I have been reworking some of my photographs since reading the book and feel that I am now starting to get more mood from the images than previously.
Vision & Voice – David duChemin’s book on Refining your vision in Adobe Photoshop Lightroom
I admit right here at the start that I am a great fan of David duChemin’s blog PixelatedImage.com, his Craft & Vision e-books and his first published book Within the Frame – The Journey of Photographic Vision. He espouses a philosophy about photography that resonates with me. This challenges me to think about what I am trying to achieve when I am about to frame a photograph and press the shutter button.
As a relative novice of the photographic arts I often struggle to get the photographs I hope for. Coming from a somewhat technical background I often lack the creative vision to make a reasonable photograph of a subject, however simple, that others create masterpieces from. But I keep trying.
In his book Vision & Voice – Redefining your vision in Adobe Photoshop Lightroom David has led me further down the path of understanding. I came to Adobe Lightroom without any formal tuition, but what I found was a post-processing software product that I could understand even at its basic level. However, I struggled with it when dealing with RAW images because of the high degree of flexibility of manipulation, and a lack of understanding of what I was trying to achieve. As a technical kind of person I believed that I should be trying to recreate the scene exactly as I remembered it. David duChemin encourages me to recreate images as I “felt” them. Now, there’s a challenge for a technician!
What I like about this book is that it’s not about the ins and outs of Adobe Photoshop Lightroom. It’s about translating the vision in the image you captured into the final product. David talks about three kinds of image – the image you envision, the image you capture in your camera, and the final image you produce as a result of refinement in post-processing. Does the final image have to represent the subject “exactly”? David argues that the answer depends on its final usage – if it’s a news image “Yes”, otherwise it depends on your intention. What a liberating thought! Did it look that way? Did it feel that way? That creates an opening for a technician to look at things in quite a different way.
By following the thought processes that David uses to create his final images one is treated to a “try it and see what happens” approach to image transformation with the clear understanding that there is a vision for what the final product will look and feel like. In the process you learn how the sliders and tools in Adobe Photoshop Lightroom help to transform the raw product into its final form.
Beware – the old adage “Garbage in – Garbage out” still applies. A poor vision coupled with a poor capture will still produce a poor image.

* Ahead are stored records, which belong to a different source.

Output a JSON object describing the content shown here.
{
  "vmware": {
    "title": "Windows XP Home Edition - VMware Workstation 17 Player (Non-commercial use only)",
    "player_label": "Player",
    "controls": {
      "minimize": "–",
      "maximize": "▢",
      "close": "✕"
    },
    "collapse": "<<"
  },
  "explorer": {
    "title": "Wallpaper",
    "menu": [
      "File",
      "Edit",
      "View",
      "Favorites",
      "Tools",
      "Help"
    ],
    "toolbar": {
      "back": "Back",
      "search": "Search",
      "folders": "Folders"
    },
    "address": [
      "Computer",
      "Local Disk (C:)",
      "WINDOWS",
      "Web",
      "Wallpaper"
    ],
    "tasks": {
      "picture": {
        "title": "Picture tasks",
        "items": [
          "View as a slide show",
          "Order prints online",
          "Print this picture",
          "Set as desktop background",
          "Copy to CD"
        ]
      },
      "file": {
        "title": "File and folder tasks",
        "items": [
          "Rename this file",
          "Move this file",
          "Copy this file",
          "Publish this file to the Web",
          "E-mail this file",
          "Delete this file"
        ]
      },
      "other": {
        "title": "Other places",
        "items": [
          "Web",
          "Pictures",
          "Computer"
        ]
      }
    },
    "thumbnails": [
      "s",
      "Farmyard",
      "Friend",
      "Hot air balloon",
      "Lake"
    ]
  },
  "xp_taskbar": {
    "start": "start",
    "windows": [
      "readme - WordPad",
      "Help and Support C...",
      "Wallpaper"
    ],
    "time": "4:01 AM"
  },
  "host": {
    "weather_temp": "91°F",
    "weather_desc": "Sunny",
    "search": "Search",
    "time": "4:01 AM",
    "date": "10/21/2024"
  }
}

For me this book has been a revelation. I now have a better idea of what works and what doesn’t in Lightroom, and a much clearer idea about what I need to do about capturing a worthwhile image in the first place. In photography, as in all things in life, learning is a lifetime experience. As an “older person” I am racing to catch up after so many years away from this fascinating craft.